ACTIVITY ::
Pictures aside, the data must be reproduced exactly.

(Interface dataset entries)
----
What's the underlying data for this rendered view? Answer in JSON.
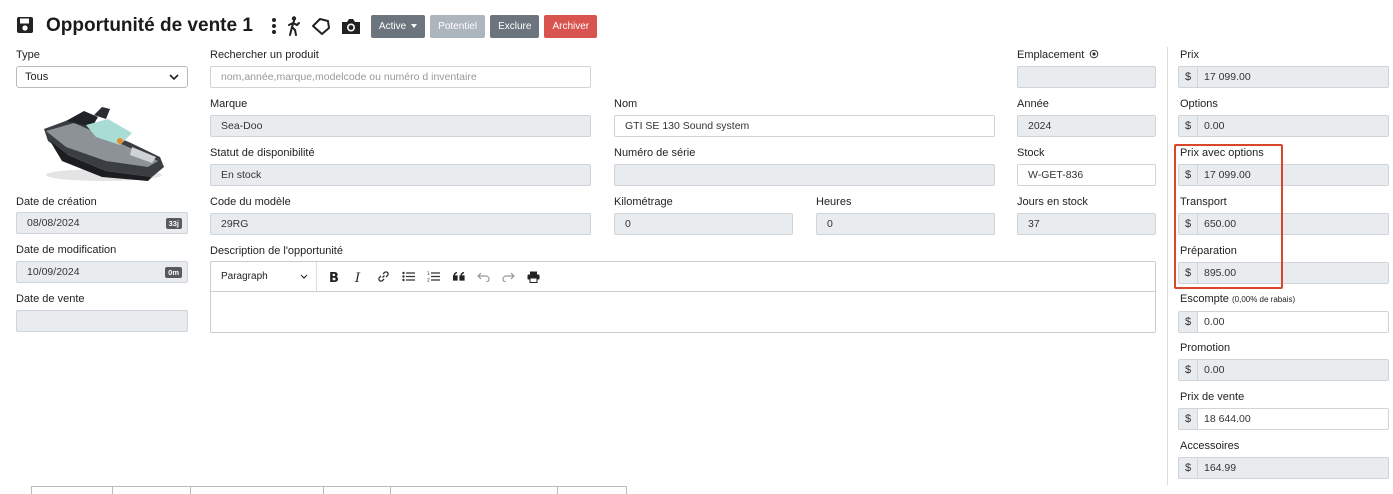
{
  "header": {
    "title": "Opportunité de vente 1",
    "buttons": {
      "active": "Active",
      "potentiel": "Potentiel",
      "exclure": "Exclure",
      "archiver": "Archiver"
    },
    "icons": [
      "save-icon",
      "more-vertical-icon",
      "walking-icon",
      "tag-icon",
      "camera-icon"
    ]
  },
  "left": {
    "type_label": "Type",
    "type_value": "Tous",
    "creation_label": "Date de création",
    "creation_value": "08/08/2024",
    "creation_badge": "33j",
    "modification_label": "Date de modification",
    "modification_value": "10/09/2024",
    "modification_badge": "0m",
    "vente_label": "Date de vente",
    "vente_value": ""
  },
  "main": {
    "search_label": "Rechercher un produit",
    "search_placeholder": "nom,année,marque,modelcode ou numéro d inventaire",
    "marque_label": "Marque",
    "marque_value": "Sea-Doo",
    "nom_label": "Nom",
    "nom_value": "GTI SE 130 Sound system",
    "statut_label": "Statut de disponibilité",
    "statut_value": "En stock",
    "serie_label": "Numéro de série",
    "serie_value": "",
    "code_label": "Code du modèle",
    "code_value": "29RG",
    "km_label": "Kilométrage",
    "km_value": "0",
    "heures_label": "Heures",
    "heures_value": "0",
    "description_label": "Description de l'opportunité",
    "editor_format": "Paragraph"
  },
  "col3": {
    "emplacement_label": "Emplacement",
    "emplacement_value": "",
    "annee_label": "Année",
    "annee_value": "2024",
    "stock_label": "Stock",
    "stock_value": "W-GET-836",
    "jours_label": "Jours en stock",
    "jours_value": "37"
  },
  "pricing": {
    "currency": "$",
    "prix_label": "Prix",
    "prix_value": "17 099.00",
    "options_label": "Options",
    "options_value": "0.00",
    "prix_options_label": "Prix avec options",
    "prix_options_value": "17 099.00",
    "transport_label": "Transport",
    "transport_value": "650.00",
    "preparation_label": "Préparation",
    "preparation_value": "895.00",
    "escompte_label": "Escompte",
    "escompte_note": "(0,00% de rabais)",
    "escompte_value": "0.00",
    "promotion_label": "Promotion",
    "promotion_value": "0.00",
    "prix_vente_label": "Prix de vente",
    "prix_vente_value": "18 644.00",
    "accessoires_label": "Accessoires",
    "accessoires_value": "164.99"
  },
  "colors": {
    "highlight": "#d9472b",
    "archiver": "#d9534f",
    "readonly_bg": "#e9ecef"
  }
}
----
ANSWER SPACE ::
What's the underlying data for this rendered view? Answer in JSON.
{
  "header": {
    "title": "Opportunité de vente 1",
    "buttons": {
      "active": "Active",
      "potentiel": "Potentiel",
      "exclure": "Exclure",
      "archiver": "Archiver"
    },
    "icons": [
      "save-icon",
      "more-vertical-icon",
      "walking-icon",
      "tag-icon",
      "camera-icon"
    ]
  },
  "left": {
    "type_label": "Type",
    "type_value": "Tous",
    "creation_label": "Date de création",
    "creation_value": "08/08/2024",
    "creation_badge": "33j",
    "modification_label": "Date de modification",
    "modification_value": "10/09/2024",
    "modification_badge": "0m",
    "vente_label": "Date de vente",
    "vente_value": ""
  },
  "main": {
    "search_label": "Rechercher un produit",
    "search_placeholder": "nom,année,marque,modelcode ou numéro d inventaire",
    "marque_label": "Marque",
    "marque_value": "Sea-Doo",
    "nom_label": "Nom",
    "nom_value": "GTI SE 130 Sound system",
    "statut_label": "Statut de disponibilité",
    "statut_value": "En stock",
    "serie_label": "Numéro de série",
    "serie_value": "",
    "code_label": "Code du modèle",
    "code_value": "29RG",
    "km_label": "Kilométrage",
    "km_value": "0",
    "heures_label": "Heures",
    "heures_value": "0",
    "description_label": "Description de l'opportunité",
    "editor_format": "Paragraph"
  },
  "col3": {
    "emplacement_label": "Emplacement",
    "emplacement_value": "",
    "annee_label": "Année",
    "annee_value": "2024",
    "stock_label": "Stock",
    "stock_value": "W-GET-836",
    "jours_label": "Jours en stock",
    "jours_value": "37"
  },
  "pricing": {
    "currency": "$",
    "prix_label": "Prix",
    "prix_value": "17 099.00",
    "options_label": "Options",
    "options_value": "0.00",
    "prix_options_label": "Prix avec options",
    "prix_options_value": "17 099.00",
    "transport_label": "Transport",
    "transport_value": "650.00",
    "preparation_label": "Préparation",
    "preparation_value": "895.00",
    "escompte_label": "Escompte",
    "escompte_note": "(0,00% de rabais)",
    "escompte_value": "0.00",
    "promotion_label": "Promotion",
    "promotion_value": "0.00",
    "prix_vente_label": "Prix de vente",
    "prix_vente_value": "18 644.00",
    "accessoires_label": "Accessoires",
    "accessoires_value": "164.99"
  },
  "colors": {
    "highlight": "#d9472b",
    "archiver": "#d9534f",
    "readonly_bg": "#e9ecef"
  }
}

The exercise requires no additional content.